> _Data supplied_
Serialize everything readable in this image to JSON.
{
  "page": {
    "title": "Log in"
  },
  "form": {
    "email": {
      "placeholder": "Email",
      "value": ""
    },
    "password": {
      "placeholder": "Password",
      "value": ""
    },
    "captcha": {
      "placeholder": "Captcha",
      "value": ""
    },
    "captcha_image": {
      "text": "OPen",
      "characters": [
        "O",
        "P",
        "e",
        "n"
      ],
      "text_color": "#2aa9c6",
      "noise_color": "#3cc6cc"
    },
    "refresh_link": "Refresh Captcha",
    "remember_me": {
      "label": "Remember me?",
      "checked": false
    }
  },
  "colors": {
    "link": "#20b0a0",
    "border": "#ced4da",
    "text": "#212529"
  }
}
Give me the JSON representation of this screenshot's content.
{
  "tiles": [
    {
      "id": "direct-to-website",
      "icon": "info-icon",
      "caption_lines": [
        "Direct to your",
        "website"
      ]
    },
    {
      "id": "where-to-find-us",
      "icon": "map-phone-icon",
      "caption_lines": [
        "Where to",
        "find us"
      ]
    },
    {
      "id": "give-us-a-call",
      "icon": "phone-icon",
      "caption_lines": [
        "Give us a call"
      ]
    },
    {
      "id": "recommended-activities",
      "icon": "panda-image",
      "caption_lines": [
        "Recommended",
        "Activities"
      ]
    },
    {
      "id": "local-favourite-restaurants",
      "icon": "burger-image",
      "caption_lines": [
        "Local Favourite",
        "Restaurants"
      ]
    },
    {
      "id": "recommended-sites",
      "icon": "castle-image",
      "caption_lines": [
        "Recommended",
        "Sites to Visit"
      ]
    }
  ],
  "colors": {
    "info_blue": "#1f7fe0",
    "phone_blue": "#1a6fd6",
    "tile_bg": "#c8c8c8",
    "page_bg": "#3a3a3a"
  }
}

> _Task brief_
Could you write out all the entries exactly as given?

> _Exercise output_
Serialize everything readable in this image to JSON.
{
  "page": {
    "title": "Log in"
  },
  "form": {
    "email": {
      "placeholder": "Email",
      "value": ""
    },
    "password": {
      "placeholder": "Password",
      "value": ""
    },
    "captcha": {
      "placeholder": "Captcha",
      "value": ""
    },
    "captcha_image": {
      "text": "OPen",
      "characters": [
        "O",
        "P",
        "e",
        "n"
      ],
      "text_color": "#2aa9c6",
      "noise_color": "#3cc6cc"
    },
    "refresh_link": "Refresh Captcha",
    "remember_me": {
      "label": "Remember me?",
      "checked": false
    }
  },
  "colors": {
    "link": "#20b0a0",
    "border": "#ced4da",
    "text": "#212529"
  }
}
Give me the JSON representation of this screenshot's content.
{
  "tiles": [
    {
      "id": "direct-to-website",
      "icon": "info-icon",
      "caption_lines": [
        "Direct to your",
        "website"
      ]
    },
    {
      "id": "where-to-find-us",
      "icon": "map-phone-icon",
      "caption_lines": [
        "Where to",
        "find us"
      ]
    },
    {
      "id": "give-us-a-call",
      "icon": "phone-icon",
      "caption_lines": [
        "Give us a call"
      ]
    },
    {
      "id": "recommended-activities",
      "icon": "panda-image",
      "caption_lines": [
        "Recommended",
        "Activities"
      ]
    },
    {
      "id": "local-favourite-restaurants",
      "icon": "burger-image",
      "caption_lines": [
        "Local Favourite",
        "Restaurants"
      ]
    },
    {
      "id": "recommended-sites",
      "icon": "castle-image",
      "caption_lines": [
        "Recommended",
        "Sites to Visit"
      ]
    }
  ],
  "colors": {
    "info_blue": "#1f7fe0",
    "phone_blue": "#1a6fd6",
    "tile_bg": "#c8c8c8",
    "page_bg": "#3a3a3a"
  }
}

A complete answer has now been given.